Do an honest appraisal of your day, then imagine a happy outcome (great turns, survival, sharing a beer afterwards). Then a negative one (death, carnage, running into Justin Bieber). Accidents in the backcountry tend to be a cascade of smaller errors that combine to produce a catastrophe–do your decisions read like that? Creating your alternate endings takes just a minute or two, but in verbalizing your day’s story up to a particular decision, you might see a pattern developing. If it’s negative, then do something about it!
The great thing about the alternate-ending debrief is you can do it in the moment, or during the drive home. Try to be open to hearing other perspectives and critiques, and explore your decisions. You’ll be wiser for it and you’ll accrue experience more quickly than you might otherwise. And you’ll be way more likely to experience a happy ending, than not.
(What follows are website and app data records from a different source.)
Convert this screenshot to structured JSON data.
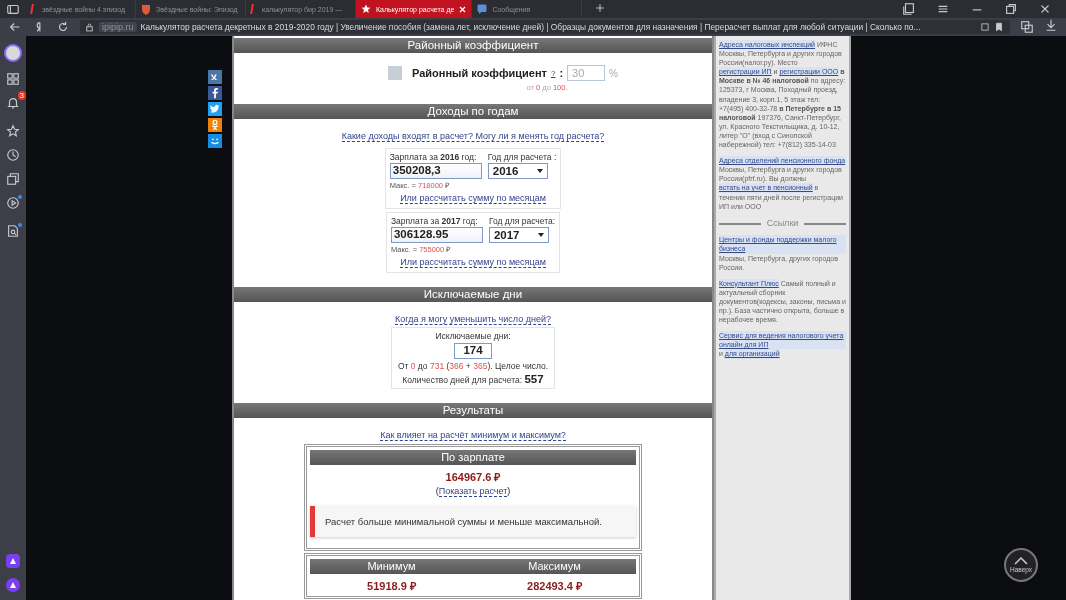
{
  "browser": {
    "tabs": [
      {
        "title": "звёздные войны 4 эпизод",
        "kind": "yandex",
        "selected": false
      },
      {
        "title": "Звёздные войны: Эпизод",
        "kind": "shield",
        "selected": false
      },
      {
        "title": "калькулятор бир 2019 —",
        "kind": "yandex",
        "selected": false
      },
      {
        "title": "Калькулятор расчета де",
        "kind": "star",
        "selected": true
      },
      {
        "title": "Сообщения",
        "kind": "chat",
        "selected": false
      }
    ],
    "domain": "ipipip.ru",
    "page_title": "Калькулятор расчета декретных в 2019-2020 году | Увеличение пособия (замена лет, исключение дней) | Образцы документов для назначения | Перерасчет выплат для любой ситуации | Сколько по...",
    "notification_count": "3"
  },
  "social": [
    {
      "kind": "vk"
    },
    {
      "kind": "facebook"
    },
    {
      "kind": "twitter"
    },
    {
      "kind": "odnoklassniki"
    },
    {
      "kind": "moimir"
    }
  ],
  "region": {
    "title": "Районный коэффициент",
    "checked": false,
    "label": "Районный коэффициент",
    "help": "?",
    "colon": ":",
    "value": "30",
    "disabled": true,
    "unit": "%",
    "hint": [
      {
        "text": "от ",
        "accent": false
      },
      {
        "text": "0",
        "accent": true
      },
      {
        "text": " до ",
        "accent": false
      },
      {
        "text": "100.",
        "accent": true
      }
    ]
  },
  "income": {
    "title": "Доходы по годам",
    "link": "Какие доходы входят в расчет? Могу ли я менять год расчета?",
    "years": [
      {
        "label": "Зарплата за **2016** год:",
        "year_label": "Год для расчета :",
        "value": "350208,3",
        "year": "2016",
        "max_prefix": "Макс. = ",
        "max": "718000",
        "currency": "₽",
        "monthly_link": "Или рассчитать сумму по месяцам"
      },
      {
        "label": "Зарплата за **2017** год:",
        "year_label": "Год для расчета:",
        "value": "306128.95",
        "year": "2017",
        "max_prefix": "Макс. = ",
        "max": "755000",
        "currency": "₽",
        "monthly_link": "Или рассчитать сумму по месяцам"
      }
    ]
  },
  "excluded": {
    "title": "Исключаемые дни",
    "link": "Когда я могу уменьшить число дней?",
    "label": "Исключаемые дни:",
    "value": "174",
    "hint": [
      {
        "text": "От ",
        "accent": false
      },
      {
        "text": "0",
        "accent": true
      },
      {
        "text": " до ",
        "accent": false
      },
      {
        "text": "731",
        "accent": true
      },
      {
        "text": " (",
        "accent": false
      },
      {
        "text": "366",
        "accent": true
      },
      {
        "text": " + ",
        "accent": false
      },
      {
        "text": "365",
        "accent": true
      },
      {
        "text": "). Целое число.",
        "accent": false
      }
    ],
    "days_label": "Количество дней для расчета:",
    "days": "557"
  },
  "results": {
    "title": "Результаты",
    "link": "Как влияет на расчёт минимум и максимум?",
    "salary_title": "По зарплате",
    "amount": "164967.6 ₽",
    "show_open": "(",
    "show_link": "Показать расчет",
    "show_close": ")",
    "notice": "Расчет больше минимальной суммы и меньше максимальной.",
    "limits": [
      {
        "title": "Минимум",
        "value": "51918.9 ₽"
      },
      {
        "title": "Максимум",
        "value": "282493.4 ₽"
      }
    ]
  },
  "sidebar": {
    "blocks": [
      [
        {
          "text": "Адреса налоговых инспекций",
          "kind": "link"
        },
        {
          "text": " ИФНС Москвы, Петербурга и других городов России(налог.ру). Место ",
          "kind": "plain"
        },
        {
          "text": "регистрации ИП",
          "kind": "link"
        },
        {
          "text": " и ",
          "kind": "plain"
        },
        {
          "text": "регистрации ООО",
          "kind": "link"
        },
        {
          "text": " в Москве в № 46 налоговой",
          "kind": "bold"
        },
        {
          "text": " по адресу: 125373, г Москва, Походный проезд, владение 3, корп.1, 5 этаж тел: +7(495) 400-32-78 ",
          "kind": "plain"
        },
        {
          "text": "в Петербурге в 15 налоговой",
          "kind": "bold"
        },
        {
          "text": " 197376, Санкт-Петербург, ул. Красного Текстильщика, д. 10-12, литер \"О\" (вход с Синопской набережной) тел: +7(812) 335-14-03",
          "kind": "plain"
        }
      ],
      [
        {
          "text": "Адреса отделений пенсионного фонда",
          "kind": "link"
        },
        {
          "text": " Москвы, Петербурга и других городов России(pfrf.ru). Вы должны ",
          "kind": "plain"
        },
        {
          "text": "встать на учет в пенсионный",
          "kind": "link"
        },
        {
          "text": " в течении пяти дней после регистрации ИП или ООО",
          "kind": "plain"
        }
      ]
    ],
    "links_title": "Ссылки",
    "link_blocks": [
      [
        {
          "text": "Центры и фонды поддержки малого бизнеса",
          "kind": "link"
        },
        {
          "text": " Москвы, Петербурга, других городов России.",
          "kind": "plain"
        }
      ],
      [
        {
          "text": "Консультант Плюс",
          "kind": "link"
        },
        {
          "text": " Самый полный и актуальный сборник документов(кодексы, законы, письма и пр.). База частично открыта, больше в нерабочее время.",
          "kind": "plain"
        }
      ],
      [
        {
          "text": "Сервис для ведения налогового учета онлайн для ИП",
          "kind": "link"
        },
        {
          "text": " и ",
          "kind": "plain"
        },
        {
          "text": "для организаций",
          "kind": "link"
        }
      ]
    ]
  },
  "to_top": "Наверх"
}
EO contributing editor Rob Coppolillo is a keen student in the avalanche game. He’s pursuing his international guiding certification through the American Mountain Guides Association and has completed his AIARE level 1, 2, and 3 courses.
Light Gear for Going Huge
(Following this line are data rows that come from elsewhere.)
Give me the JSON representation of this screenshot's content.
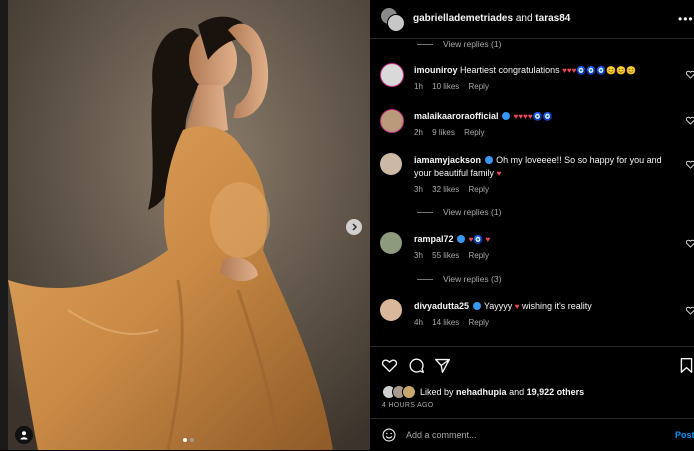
{
  "header": {
    "username": "gabrielladem​etriades",
    "joiner": "and",
    "collaborator": "taras84",
    "more_label": "•••"
  },
  "comments": [
    {
      "user": "imouniroy",
      "verified": false,
      "text": "Heartiest congratulations",
      "emoji": "♥♥♥🧿🧿🧿😊😊😊",
      "time": "1h",
      "likes": "10 likes",
      "reply": "Reply",
      "avatar_color": "#d9d9d9"
    },
    {
      "user": "malaikaaroraofficial",
      "verified": true,
      "text": "",
      "emoji": "♥♥♥♥🧿🧿",
      "time": "2h",
      "likes": "9 likes",
      "reply": "Reply",
      "avatar_color": "#b89a7a"
    },
    {
      "user": "iamamyjackson",
      "verified": true,
      "text": "Oh my loveeee!! So so happy for you and your beautiful family",
      "emoji": "♥",
      "time": "3h",
      "likes": "32 likes",
      "reply": "Reply",
      "avatar_color": "#cbb9a6"
    },
    {
      "user": "rampal72",
      "verified": true,
      "text": "",
      "emoji": "♥🧿 ♥",
      "time": "3h",
      "likes": "55 likes",
      "reply": "Reply",
      "avatar_color": "#8d9a7c"
    },
    {
      "user": "divyadutta25",
      "verified": true,
      "text": "Yayyyy",
      "emoji": "♥",
      "text2": "wishing it's reality",
      "time": "4h",
      "likes": "14 likes",
      "reply": "Reply",
      "avatar_color": "#d8b79a"
    }
  ],
  "view_replies": [
    "View replies (1)",
    "View replies (1)",
    "View replies (3)"
  ],
  "likes": {
    "prefix": "Liked by",
    "user": "nehadhupia",
    "joiner": "and",
    "others": "19,922 others"
  },
  "time_ago": "4 HOURS AGO",
  "add_comment": {
    "placeholder": "Add a comment...",
    "post_label": "Post"
  },
  "colors": {
    "heart": "#ed4956",
    "accent": "#0095f6",
    "dress": "#c98a45"
  },
  "icons": {
    "next": "chevron-right-icon",
    "tag": "user-tag-icon",
    "like": "heart-icon",
    "comment": "comment-bubble-icon",
    "share": "paper-plane-icon",
    "save": "bookmark-icon",
    "emoji": "smiley-icon"
  }
}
“Rando racing” is the rage these days. For those who haven’t seen it, it involves skinning uphill, then ripping the hides and bombing down to the next transition and doing it again. The Colorado Ski-Mountaineering Cup (cosmicski.com) offers you 15 events this winter alone—so gear up and try one out! See page 30 for options.
Meanwhile, check out the coolest backcountry-worthy gear to come out of the rando scene. Light enough to speed you up; burly enough to go huge.
The C.A.M.P. X3 600 pack ($120; camp-usa.com) carries a day’s worth of gear, at a mere 600 grams. Stash your skis for a bootpack without taking off the pack, too, just like the rando geeks. C.A.M.P. also makes the world’s lightest crampons—the Race 290 (yes, that’s grams, $180) fits boots with Dynafit-style tech fittings and uses a Dyneema strap, rather than a weighty steel bar.
Meanwhile the Dynafit (dynafit.com) crew continues to bleed rando-efficient elements into its backcountry line, including the Vulcan boot (1590 grams). The Vulcan ($1,000) offers the range of motion of a rando-racing boot, but the stiffness (believe me, it’s stout!) of an alpine boot.
Marry them with the Speed Radical ($400) binding (the function of a Dyna binding at only 341 grams), and the fatty Huascaran ski (115mm underfoot; sub-8 pounds for a pair; tip and tail rocker, $900), and you’re big-mountain freeriding at less than half the weight of your alpine set up. —R.C.
This article draws on the insightful work of Dr. Ian McCammon and his method of “pre-mortem” discussions. Read more of his work here: bit.ly/ZVPECT.
Joined Sep 9, 2009